_What to do_. Give back every entry in full, exactly as it reads.
[Start of section]
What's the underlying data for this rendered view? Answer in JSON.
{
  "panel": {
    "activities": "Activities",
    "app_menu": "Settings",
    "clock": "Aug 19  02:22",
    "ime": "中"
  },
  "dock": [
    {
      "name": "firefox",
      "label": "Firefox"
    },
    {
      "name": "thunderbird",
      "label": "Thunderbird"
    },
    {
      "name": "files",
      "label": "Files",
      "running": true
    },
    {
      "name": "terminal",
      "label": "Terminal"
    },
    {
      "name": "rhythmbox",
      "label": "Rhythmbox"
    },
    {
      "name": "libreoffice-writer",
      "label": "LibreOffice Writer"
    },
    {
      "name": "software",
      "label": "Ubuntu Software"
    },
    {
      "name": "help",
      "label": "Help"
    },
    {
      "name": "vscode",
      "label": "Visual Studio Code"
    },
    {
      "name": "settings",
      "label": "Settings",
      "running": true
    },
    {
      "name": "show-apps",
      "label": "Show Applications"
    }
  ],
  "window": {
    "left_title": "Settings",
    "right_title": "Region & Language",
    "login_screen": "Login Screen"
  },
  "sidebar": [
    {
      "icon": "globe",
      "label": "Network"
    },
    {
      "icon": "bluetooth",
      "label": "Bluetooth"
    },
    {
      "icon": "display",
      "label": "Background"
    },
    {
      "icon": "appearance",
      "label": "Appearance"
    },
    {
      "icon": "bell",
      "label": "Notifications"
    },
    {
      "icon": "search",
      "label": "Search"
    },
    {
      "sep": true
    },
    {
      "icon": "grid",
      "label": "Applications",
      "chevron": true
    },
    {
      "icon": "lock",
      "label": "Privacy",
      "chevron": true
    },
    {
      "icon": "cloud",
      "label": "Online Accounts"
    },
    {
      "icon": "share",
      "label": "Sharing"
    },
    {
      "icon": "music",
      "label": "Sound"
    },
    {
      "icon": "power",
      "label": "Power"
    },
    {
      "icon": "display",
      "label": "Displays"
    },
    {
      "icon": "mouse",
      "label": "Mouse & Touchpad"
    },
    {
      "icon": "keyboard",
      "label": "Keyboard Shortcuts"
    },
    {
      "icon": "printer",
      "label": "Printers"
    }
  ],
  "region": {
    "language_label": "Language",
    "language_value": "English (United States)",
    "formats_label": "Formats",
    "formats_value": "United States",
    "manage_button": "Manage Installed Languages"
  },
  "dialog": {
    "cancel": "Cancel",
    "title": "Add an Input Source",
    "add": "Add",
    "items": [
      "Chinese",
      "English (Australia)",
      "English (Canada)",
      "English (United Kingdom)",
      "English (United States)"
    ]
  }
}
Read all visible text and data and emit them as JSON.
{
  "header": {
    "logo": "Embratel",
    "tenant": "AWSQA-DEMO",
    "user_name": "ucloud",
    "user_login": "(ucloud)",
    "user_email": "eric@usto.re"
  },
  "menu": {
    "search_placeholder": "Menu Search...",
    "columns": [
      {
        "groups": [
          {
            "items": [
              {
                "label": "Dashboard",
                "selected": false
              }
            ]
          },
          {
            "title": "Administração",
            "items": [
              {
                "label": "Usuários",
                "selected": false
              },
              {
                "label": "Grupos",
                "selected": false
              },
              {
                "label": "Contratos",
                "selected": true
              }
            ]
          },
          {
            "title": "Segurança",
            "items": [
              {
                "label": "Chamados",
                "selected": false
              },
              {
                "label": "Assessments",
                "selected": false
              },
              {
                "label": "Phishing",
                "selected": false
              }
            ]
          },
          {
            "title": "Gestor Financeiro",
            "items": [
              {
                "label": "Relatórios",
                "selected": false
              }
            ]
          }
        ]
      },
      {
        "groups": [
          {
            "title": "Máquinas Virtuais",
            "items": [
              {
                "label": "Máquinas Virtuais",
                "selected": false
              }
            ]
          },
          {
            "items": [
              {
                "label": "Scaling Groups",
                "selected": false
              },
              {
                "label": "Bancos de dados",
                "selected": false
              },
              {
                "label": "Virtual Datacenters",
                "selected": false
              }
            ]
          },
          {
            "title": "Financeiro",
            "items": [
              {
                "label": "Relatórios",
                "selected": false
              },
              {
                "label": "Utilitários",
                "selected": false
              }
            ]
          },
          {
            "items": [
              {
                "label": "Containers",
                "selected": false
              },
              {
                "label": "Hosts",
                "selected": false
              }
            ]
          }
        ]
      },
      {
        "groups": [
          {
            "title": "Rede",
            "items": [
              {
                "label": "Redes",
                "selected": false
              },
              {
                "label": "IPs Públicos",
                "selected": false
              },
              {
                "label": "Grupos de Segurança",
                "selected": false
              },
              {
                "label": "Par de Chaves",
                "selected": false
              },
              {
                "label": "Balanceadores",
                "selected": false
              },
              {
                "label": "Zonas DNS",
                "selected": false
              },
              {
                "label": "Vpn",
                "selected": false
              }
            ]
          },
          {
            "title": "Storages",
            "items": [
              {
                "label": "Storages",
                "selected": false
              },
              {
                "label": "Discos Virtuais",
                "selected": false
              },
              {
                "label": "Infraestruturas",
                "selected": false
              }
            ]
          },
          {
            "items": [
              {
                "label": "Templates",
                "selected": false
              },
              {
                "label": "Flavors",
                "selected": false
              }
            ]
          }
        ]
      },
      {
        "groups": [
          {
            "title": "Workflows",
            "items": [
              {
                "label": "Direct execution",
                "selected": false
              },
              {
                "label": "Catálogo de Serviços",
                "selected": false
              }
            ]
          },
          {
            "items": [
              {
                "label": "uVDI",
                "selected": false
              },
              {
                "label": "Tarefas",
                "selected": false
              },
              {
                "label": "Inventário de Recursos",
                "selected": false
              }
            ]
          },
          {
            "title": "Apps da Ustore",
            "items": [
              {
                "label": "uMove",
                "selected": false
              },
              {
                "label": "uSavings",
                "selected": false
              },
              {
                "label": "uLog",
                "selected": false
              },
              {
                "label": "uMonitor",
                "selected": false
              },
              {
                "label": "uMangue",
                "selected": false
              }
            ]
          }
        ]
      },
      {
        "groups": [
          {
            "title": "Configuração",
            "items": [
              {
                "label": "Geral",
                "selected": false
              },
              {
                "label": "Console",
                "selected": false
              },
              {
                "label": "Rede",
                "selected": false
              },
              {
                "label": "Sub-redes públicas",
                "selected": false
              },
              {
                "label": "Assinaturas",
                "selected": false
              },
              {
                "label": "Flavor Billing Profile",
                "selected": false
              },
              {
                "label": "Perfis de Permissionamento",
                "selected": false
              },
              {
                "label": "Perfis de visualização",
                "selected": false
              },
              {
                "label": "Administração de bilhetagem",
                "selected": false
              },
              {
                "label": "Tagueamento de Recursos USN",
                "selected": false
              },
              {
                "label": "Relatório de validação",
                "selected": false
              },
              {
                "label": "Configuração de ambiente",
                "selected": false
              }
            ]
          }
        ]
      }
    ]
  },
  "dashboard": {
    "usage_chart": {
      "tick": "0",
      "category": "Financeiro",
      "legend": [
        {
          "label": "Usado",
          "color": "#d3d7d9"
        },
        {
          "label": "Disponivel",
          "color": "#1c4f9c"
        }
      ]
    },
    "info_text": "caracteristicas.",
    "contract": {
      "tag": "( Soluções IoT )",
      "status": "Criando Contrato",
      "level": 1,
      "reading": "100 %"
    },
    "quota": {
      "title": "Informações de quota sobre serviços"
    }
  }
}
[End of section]
_Output of the task_.
What's the underlying data for this rendered view? Answer in JSON.
{
  "panel": {
    "activities": "Activities",
    "app_menu": "Settings",
    "clock": "Aug 19  02:22",
    "ime": "中"
  },
  "dock": [
    {
      "name": "firefox",
      "label": "Firefox"
    },
    {
      "name": "thunderbird",
      "label": "Thunderbird"
    },
    {
      "name": "files",
      "label": "Files",
      "running": true
    },
    {
      "name": "terminal",
      "label": "Terminal"
    },
    {
      "name": "rhythmbox",
      "label": "Rhythmbox"
    },
    {
      "name": "libreoffice-writer",
      "label": "LibreOffice Writer"
    },
    {
      "name": "software",
      "label": "Ubuntu Software"
    },
    {
      "name": "help",
      "label": "Help"
    },
    {
      "name": "vscode",
      "label": "Visual Studio Code"
    },
    {
      "name": "settings",
      "label": "Settings",
      "running": true
    },
    {
      "name": "show-apps",
      "label": "Show Applications"
    }
  ],
  "window": {
    "left_title": "Settings",
    "right_title": "Region & Language",
    "login_screen": "Login Screen"
  },
  "sidebar": [
    {
      "icon": "globe",
      "label": "Network"
    },
    {
      "icon": "bluetooth",
      "label": "Bluetooth"
    },
    {
      "icon": "display",
      "label": "Background"
    },
    {
      "icon": "appearance",
      "label": "Appearance"
    },
    {
      "icon": "bell",
      "label": "Notifications"
    },
    {
      "icon": "search",
      "label": "Search"
    },
    {
      "sep": true
    },
    {
      "icon": "grid",
      "label": "Applications",
      "chevron": true
    },
    {
      "icon": "lock",
      "label": "Privacy",
      "chevron": true
    },
    {
      "icon": "cloud",
      "label": "Online Accounts"
    },
    {
      "icon": "share",
      "label": "Sharing"
    },
    {
      "icon": "music",
      "label": "Sound"
    },
    {
      "icon": "power",
      "label": "Power"
    },
    {
      "icon": "display",
      "label": "Displays"
    },
    {
      "icon": "mouse",
      "label": "Mouse & Touchpad"
    },
    {
      "icon": "keyboard",
      "label": "Keyboard Shortcuts"
    },
    {
      "icon": "printer",
      "label": "Printers"
    }
  ],
  "region": {
    "language_label": "Language",
    "language_value": "English (United States)",
    "formats_label": "Formats",
    "formats_value": "United States",
    "manage_button": "Manage Installed Languages"
  },
  "dialog": {
    "cancel": "Cancel",
    "title": "Add an Input Source",
    "add": "Add",
    "items": [
      "Chinese",
      "English (Australia)",
      "English (Canada)",
      "English (United Kingdom)",
      "English (United States)"
    ]
  }
}
Read all visible text and data and emit them as JSON.
{
  "header": {
    "logo": "Embratel",
    "tenant": "AWSQA-DEMO",
    "user_name": "ucloud",
    "user_login": "(ucloud)",
    "user_email": "eric@usto.re"
  },
  "menu": {
    "search_placeholder": "Menu Search...",
    "columns": [
      {
        "groups": [
          {
            "items": [
              {
                "label": "Dashboard",
                "selected": false
              }
            ]
          },
          {
            "title": "Administração",
            "items": [
              {
                "label": "Usuários",
                "selected": false
              },
              {
                "label": "Grupos",
                "selected": false
              },
              {
                "label": "Contratos",
                "selected": true
              }
            ]
          },
          {
            "title": "Segurança",
            "items": [
              {
                "label": "Chamados",
                "selected": false
              },
              {
                "label": "Assessments",
                "selected": false
              },
              {
                "label": "Phishing",
                "selected": false
              }
            ]
          },
          {
            "title": "Gestor Financeiro",
            "items": [
              {
                "label": "Relatórios",
                "selected": false
              }
            ]
          }
        ]
      },
      {
        "groups": [
          {
            "title": "Máquinas Virtuais",
            "items": [
              {
                "label": "Máquinas Virtuais",
                "selected": false
              }
            ]
          },
          {
            "items": [
              {
                "label": "Scaling Groups",
                "selected": false
              },
              {
                "label": "Bancos de dados",
                "selected": false
              },
              {
                "label": "Virtual Datacenters",
                "selected": false
              }
            ]
          },
          {
            "title": "Financeiro",
            "items": [
              {
                "label": "Relatórios",
                "selected": false
              },
              {
                "label": "Utilitários",
                "selected": false
              }
            ]
          },
          {
            "items": [
              {
                "label": "Containers",
                "selected": false
              },
              {
                "label": "Hosts",
                "selected": false
              }
            ]
          }
        ]
      },
      {
        "groups": [
          {
            "title": "Rede",
            "items": [
              {
                "label": "Redes",
                "selected": false
              },
              {
                "label": "IPs Públicos",
                "selected": false
              },
              {
                "label": "Grupos de Segurança",
                "selected": false
              },
              {
                "label": "Par de Chaves",
                "selected": false
              },
              {
                "label": "Balanceadores",
                "selected": false
              },
              {
                "label": "Zonas DNS",
                "selected": false
              },
              {
                "label": "Vpn",
                "selected": false
              }
            ]
          },
          {
            "title": "Storages",
            "items": [
              {
                "label": "Storages",
                "selected": false
              },
              {
                "label": "Discos Virtuais",
                "selected": false
              },
              {
                "label": "Infraestruturas",
                "selected": false
              }
            ]
          },
          {
            "items": [
              {
                "label": "Templates",
                "selected": false
              },
              {
                "label": "Flavors",
                "selected": false
              }
            ]
          }
        ]
      },
      {
        "groups": [
          {
            "title": "Workflows",
            "items": [
              {
                "label": "Direct execution",
                "selected": false
              },
              {
                "label": "Catálogo de Serviços",
                "selected": false
              }
            ]
          },
          {
            "items": [
              {
                "label": "uVDI",
                "selected": false
              },
              {
                "label": "Tarefas",
                "selected": false
              },
              {
                "label": "Inventário de Recursos",
                "selected": false
              }
            ]
          },
          {
            "title": "Apps da Ustore",
            "items": [
              {
                "label": "uMove",
                "selected": false
              },
              {
                "label": "uSavings",
                "selected": false
              },
              {
                "label": "uLog",
                "selected": false
              },
              {
                "label": "uMonitor",
                "selected": false
              },
              {
                "label": "uMangue",
                "selected": false
              }
            ]
          }
        ]
      },
      {
        "groups": [
          {
            "title": "Configuração",
            "items": [
              {
                "label": "Geral",
                "selected": false
              },
              {
                "label": "Console",
                "selected": false
              },
              {
                "label": "Rede",
                "selected": false
              },
              {
                "label": "Sub-redes públicas",
                "selected": false
              },
              {
                "label": "Assinaturas",
                "selected": false
              },
              {
                "label": "Flavor Billing Profile",
                "selected": false
              },
              {
                "label": "Perfis de Permissionamento",
                "selected": false
              },
              {
                "label": "Perfis de visualização",
                "selected": false
              },
              {
                "label": "Administração de bilhetagem",
                "selected": false
              },
              {
                "label": "Tagueamento de Recursos USN",
                "selected": false
              },
              {
                "label": "Relatório de validação",
                "selected": false
              },
              {
                "label": "Configuração de ambiente",
                "selected": false
              }
            ]
          }
        ]
      }
    ]
  },
  "dashboard": {
    "usage_chart": {
      "tick": "0",
      "category": "Financeiro",
      "legend": [
        {
          "label": "Usado",
          "color": "#d3d7d9"
        },
        {
          "label": "Disponivel",
          "color": "#1c4f9c"
        }
      ]
    },
    "info_text": "caracteristicas.",
    "contract": {
      "tag": "( Soluções IoT )",
      "status": "Criando Contrato",
      "level": 1,
      "reading": "100 %"
    },
    "quota": {
      "title": "Informações de quota sobre serviços"
    }
  }
}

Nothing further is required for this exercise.